DATA FOR REVIEW —
<<<<

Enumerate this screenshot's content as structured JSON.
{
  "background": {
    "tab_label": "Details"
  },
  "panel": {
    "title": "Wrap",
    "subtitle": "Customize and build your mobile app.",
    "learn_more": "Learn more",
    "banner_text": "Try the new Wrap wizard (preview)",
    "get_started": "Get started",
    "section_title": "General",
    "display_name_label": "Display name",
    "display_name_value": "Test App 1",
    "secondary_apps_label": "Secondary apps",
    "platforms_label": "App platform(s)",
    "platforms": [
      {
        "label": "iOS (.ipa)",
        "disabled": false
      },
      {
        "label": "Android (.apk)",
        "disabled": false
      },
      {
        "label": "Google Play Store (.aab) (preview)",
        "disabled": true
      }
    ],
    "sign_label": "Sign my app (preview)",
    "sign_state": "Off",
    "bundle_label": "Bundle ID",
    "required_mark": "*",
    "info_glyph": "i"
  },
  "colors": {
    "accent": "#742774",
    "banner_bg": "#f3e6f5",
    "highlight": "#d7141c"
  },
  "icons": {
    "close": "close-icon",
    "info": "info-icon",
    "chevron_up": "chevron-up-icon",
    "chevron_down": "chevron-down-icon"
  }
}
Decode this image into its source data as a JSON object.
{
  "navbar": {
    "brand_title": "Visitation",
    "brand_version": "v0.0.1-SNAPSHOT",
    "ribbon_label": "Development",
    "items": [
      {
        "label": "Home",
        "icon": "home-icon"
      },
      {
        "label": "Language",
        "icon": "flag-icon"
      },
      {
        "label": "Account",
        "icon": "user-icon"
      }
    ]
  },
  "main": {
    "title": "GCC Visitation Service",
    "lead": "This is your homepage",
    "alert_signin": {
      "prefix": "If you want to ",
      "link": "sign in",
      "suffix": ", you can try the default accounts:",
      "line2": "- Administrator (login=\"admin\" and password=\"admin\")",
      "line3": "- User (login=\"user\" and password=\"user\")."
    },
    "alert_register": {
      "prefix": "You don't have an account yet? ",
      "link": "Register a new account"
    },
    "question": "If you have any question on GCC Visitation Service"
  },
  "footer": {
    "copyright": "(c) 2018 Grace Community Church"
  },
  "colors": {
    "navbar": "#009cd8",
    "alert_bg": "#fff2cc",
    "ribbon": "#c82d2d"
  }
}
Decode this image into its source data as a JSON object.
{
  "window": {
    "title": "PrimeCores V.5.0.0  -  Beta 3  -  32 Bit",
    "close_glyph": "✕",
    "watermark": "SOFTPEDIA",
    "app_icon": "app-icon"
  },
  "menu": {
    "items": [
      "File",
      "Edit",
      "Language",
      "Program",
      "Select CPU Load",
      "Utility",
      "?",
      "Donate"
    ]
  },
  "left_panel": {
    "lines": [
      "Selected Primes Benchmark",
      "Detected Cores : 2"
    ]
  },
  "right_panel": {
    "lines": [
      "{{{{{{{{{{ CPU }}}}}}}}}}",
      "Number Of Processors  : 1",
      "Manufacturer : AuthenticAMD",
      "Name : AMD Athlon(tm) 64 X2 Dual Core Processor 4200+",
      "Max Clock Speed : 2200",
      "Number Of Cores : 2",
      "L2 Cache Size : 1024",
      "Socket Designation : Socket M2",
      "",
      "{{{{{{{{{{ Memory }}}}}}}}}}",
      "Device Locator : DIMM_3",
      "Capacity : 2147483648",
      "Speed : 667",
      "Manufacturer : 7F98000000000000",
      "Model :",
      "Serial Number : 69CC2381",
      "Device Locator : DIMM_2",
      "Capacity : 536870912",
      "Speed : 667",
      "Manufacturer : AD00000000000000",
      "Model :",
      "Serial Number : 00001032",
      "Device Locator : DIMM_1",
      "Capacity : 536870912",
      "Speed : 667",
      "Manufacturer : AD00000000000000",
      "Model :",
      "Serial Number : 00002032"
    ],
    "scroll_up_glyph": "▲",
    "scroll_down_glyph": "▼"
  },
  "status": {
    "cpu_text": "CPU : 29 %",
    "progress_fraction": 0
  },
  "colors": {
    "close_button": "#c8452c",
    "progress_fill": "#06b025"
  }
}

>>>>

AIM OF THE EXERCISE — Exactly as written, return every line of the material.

TASK ANSWER —
Enumerate this screenshot's content as structured JSON.
{
  "background": {
    "tab_label": "Details"
  },
  "panel": {
    "title": "Wrap",
    "subtitle": "Customize and build your mobile app.",
    "learn_more": "Learn more",
    "banner_text": "Try the new Wrap wizard (preview)",
    "get_started": "Get started",
    "section_title": "General",
    "display_name_label": "Display name",
    "display_name_value": "Test App 1",
    "secondary_apps_label": "Secondary apps",
    "platforms_label": "App platform(s)",
    "platforms": [
      {
        "label": "iOS (.ipa)",
        "disabled": false
      },
      {
        "label": "Android (.apk)",
        "disabled": false
      },
      {
        "label": "Google Play Store (.aab) (preview)",
        "disabled": true
      }
    ],
    "sign_label": "Sign my app (preview)",
    "sign_state": "Off",
    "bundle_label": "Bundle ID",
    "required_mark": "*",
    "info_glyph": "i"
  },
  "colors": {
    "accent": "#742774",
    "banner_bg": "#f3e6f5",
    "highlight": "#d7141c"
  },
  "icons": {
    "close": "close-icon",
    "info": "info-icon",
    "chevron_up": "chevron-up-icon",
    "chevron_down": "chevron-down-icon"
  }
}
Decode this image into its source data as a JSON object.
{
  "navbar": {
    "brand_title": "Visitation",
    "brand_version": "v0.0.1-SNAPSHOT",
    "ribbon_label": "Development",
    "items": [
      {
        "label": "Home",
        "icon": "home-icon"
      },
      {
        "label": "Language",
        "icon": "flag-icon"
      },
      {
        "label": "Account",
        "icon": "user-icon"
      }
    ]
  },
  "main": {
    "title": "GCC Visitation Service",
    "lead": "This is your homepage",
    "alert_signin": {
      "prefix": "If you want to ",
      "link": "sign in",
      "suffix": ", you can try the default accounts:",
      "line2": "- Administrator (login=\"admin\" and password=\"admin\")",
      "line3": "- User (login=\"user\" and password=\"user\")."
    },
    "alert_register": {
      "prefix": "You don't have an account yet? ",
      "link": "Register a new account"
    },
    "question": "If you have any question on GCC Visitation Service"
  },
  "footer": {
    "copyright": "(c) 2018 Grace Community Church"
  },
  "colors": {
    "navbar": "#009cd8",
    "alert_bg": "#fff2cc",
    "ribbon": "#c82d2d"
  }
}
Decode this image into its source data as a JSON object.
{
  "window": {
    "title": "PrimeCores V.5.0.0  -  Beta 3  -  32 Bit",
    "close_glyph": "✕",
    "watermark": "SOFTPEDIA",
    "app_icon": "app-icon"
  },
  "menu": {
    "items": [
      "File",
      "Edit",
      "Language",
      "Program",
      "Select CPU Load",
      "Utility",
      "?",
      "Donate"
    ]
  },
  "left_panel": {
    "lines": [
      "Selected Primes Benchmark",
      "Detected Cores : 2"
    ]
  },
  "right_panel": {
    "lines": [
      "{{{{{{{{{{ CPU }}}}}}}}}}",
      "Number Of Processors  : 1",
      "Manufacturer : AuthenticAMD",
      "Name : AMD Athlon(tm) 64 X2 Dual Core Processor 4200+",
      "Max Clock Speed : 2200",
      "Number Of Cores : 2",
      "L2 Cache Size : 1024",
      "Socket Designation : Socket M2",
      "",
      "{{{{{{{{{{ Memory }}}}}}}}}}",
      "Device Locator : DIMM_3",
      "Capacity : 2147483648",
      "Speed : 667",
      "Manufacturer : 7F98000000000000",
      "Model :",
      "Serial Number : 69CC2381",
      "Device Locator : DIMM_2",
      "Capacity : 536870912",
      "Speed : 667",
      "Manufacturer : AD00000000000000",
      "Model :",
      "Serial Number : 00001032",
      "Device Locator : DIMM_1",
      "Capacity : 536870912",
      "Speed : 667",
      "Manufacturer : AD00000000000000",
      "Model :",
      "Serial Number : 00002032"
    ],
    "scroll_up_glyph": "▲",
    "scroll_down_glyph": "▼"
  },
  "status": {
    "cpu_text": "CPU : 29 %",
    "progress_fraction": 0
  },
  "colors": {
    "close_button": "#c8452c",
    "progress_fill": "#06b025"
  }
}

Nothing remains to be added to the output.